▶ [Recorded data]
*-*-*

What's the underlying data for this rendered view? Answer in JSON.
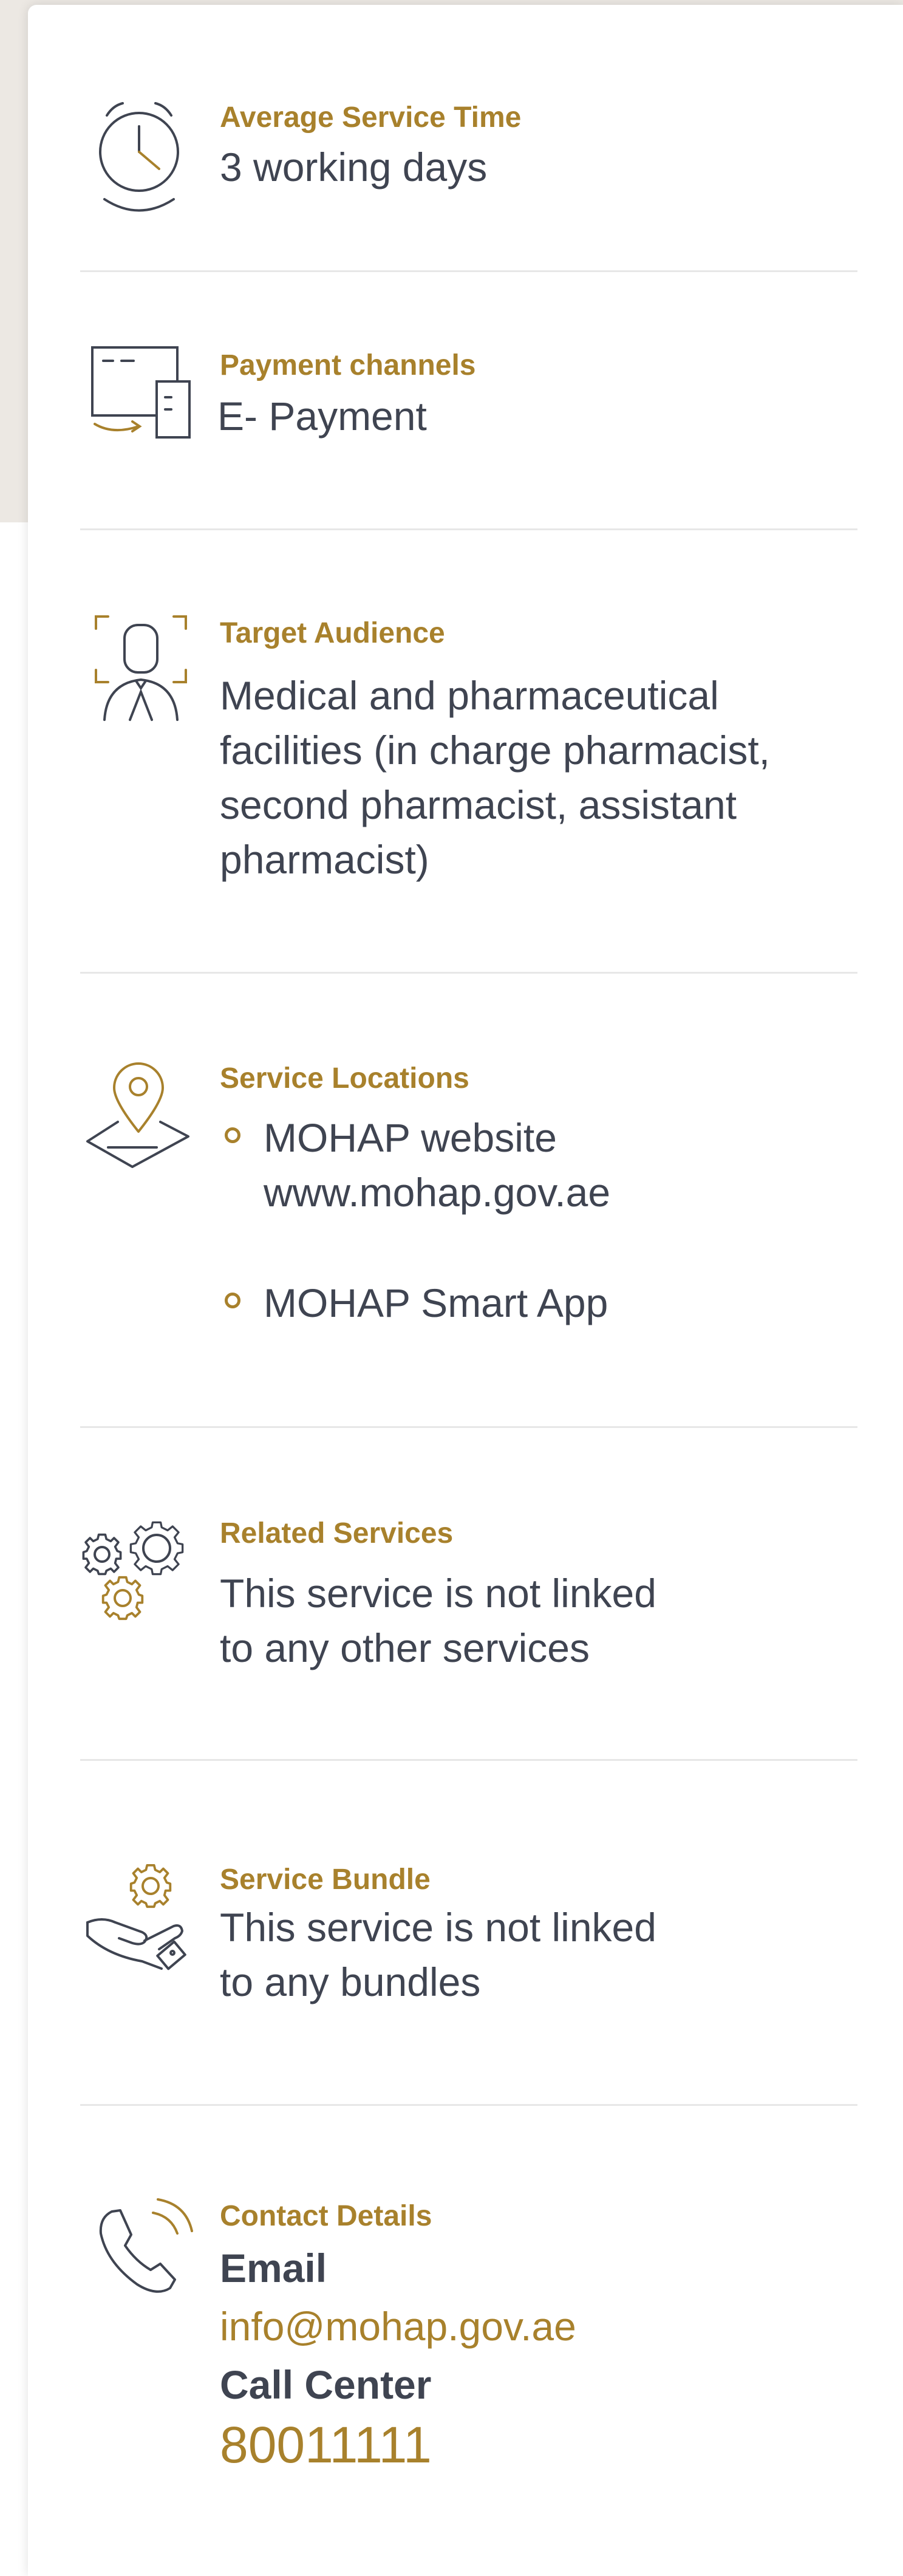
{
  "sections": {
    "service_time": {
      "label": "Average Service Time",
      "value": "3 working days",
      "icon": "clock-icon"
    },
    "payment": {
      "label": "Payment channels",
      "value": "E- Payment",
      "icon": "payment-terminal-icon"
    },
    "audience": {
      "label": "Target Audience",
      "lines": [
        "Medical and pharmaceutical",
        "facilities (in charge pharmacist,",
        "second pharmacist, assistant",
        "pharmacist)"
      ],
      "icon": "person-scan-icon"
    },
    "locations": {
      "label": "Service Locations",
      "items": [
        {
          "lines": [
            "MOHAP website",
            "www.mohap.gov.ae"
          ]
        },
        {
          "lines": [
            "MOHAP Smart App"
          ]
        }
      ],
      "icon": "map-pin-icon"
    },
    "related": {
      "label": "Related Services",
      "lines": [
        "This service is not linked",
        "to any other services"
      ],
      "icon": "gears-icon"
    },
    "bundle": {
      "label": "Service Bundle",
      "lines": [
        "This service is not linked",
        "to any bundles"
      ],
      "icon": "hand-gear-icon"
    },
    "contact": {
      "label": "Contact Details",
      "email_heading": "Email",
      "email": "info@mohap.gov.ae",
      "call_heading": "Call Center",
      "phone": "80011111",
      "icon": "phone-icon"
    }
  },
  "colors": {
    "accent": "#a8812c",
    "text": "#3f4451",
    "icon_stroke": "#3f4451",
    "divider": "#e7e7e7",
    "background_band": "#ece8e3"
  }
}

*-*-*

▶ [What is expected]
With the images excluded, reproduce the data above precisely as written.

▶ [Written reply]
What's the underlying data for this rendered view? Answer in JSON.
{
  "sections": {
    "service_time": {
      "label": "Average Service Time",
      "value": "3 working days",
      "icon": "clock-icon"
    },
    "payment": {
      "label": "Payment channels",
      "value": "E- Payment",
      "icon": "payment-terminal-icon"
    },
    "audience": {
      "label": "Target Audience",
      "lines": [
        "Medical and pharmaceutical",
        "facilities (in charge pharmacist,",
        "second pharmacist, assistant",
        "pharmacist)"
      ],
      "icon": "person-scan-icon"
    },
    "locations": {
      "label": "Service Locations",
      "items": [
        {
          "lines": [
            "MOHAP website",
            "www.mohap.gov.ae"
          ]
        },
        {
          "lines": [
            "MOHAP Smart App"
          ]
        }
      ],
      "icon": "map-pin-icon"
    },
    "related": {
      "label": "Related Services",
      "lines": [
        "This service is not linked",
        "to any other services"
      ],
      "icon": "gears-icon"
    },
    "bundle": {
      "label": "Service Bundle",
      "lines": [
        "This service is not linked",
        "to any bundles"
      ],
      "icon": "hand-gear-icon"
    },
    "contact": {
      "label": "Contact Details",
      "email_heading": "Email",
      "email": "info@mohap.gov.ae",
      "call_heading": "Call Center",
      "phone": "80011111",
      "icon": "phone-icon"
    }
  },
  "colors": {
    "accent": "#a8812c",
    "text": "#3f4451",
    "icon_stroke": "#3f4451",
    "divider": "#e7e7e7",
    "background_band": "#ece8e3"
  }
}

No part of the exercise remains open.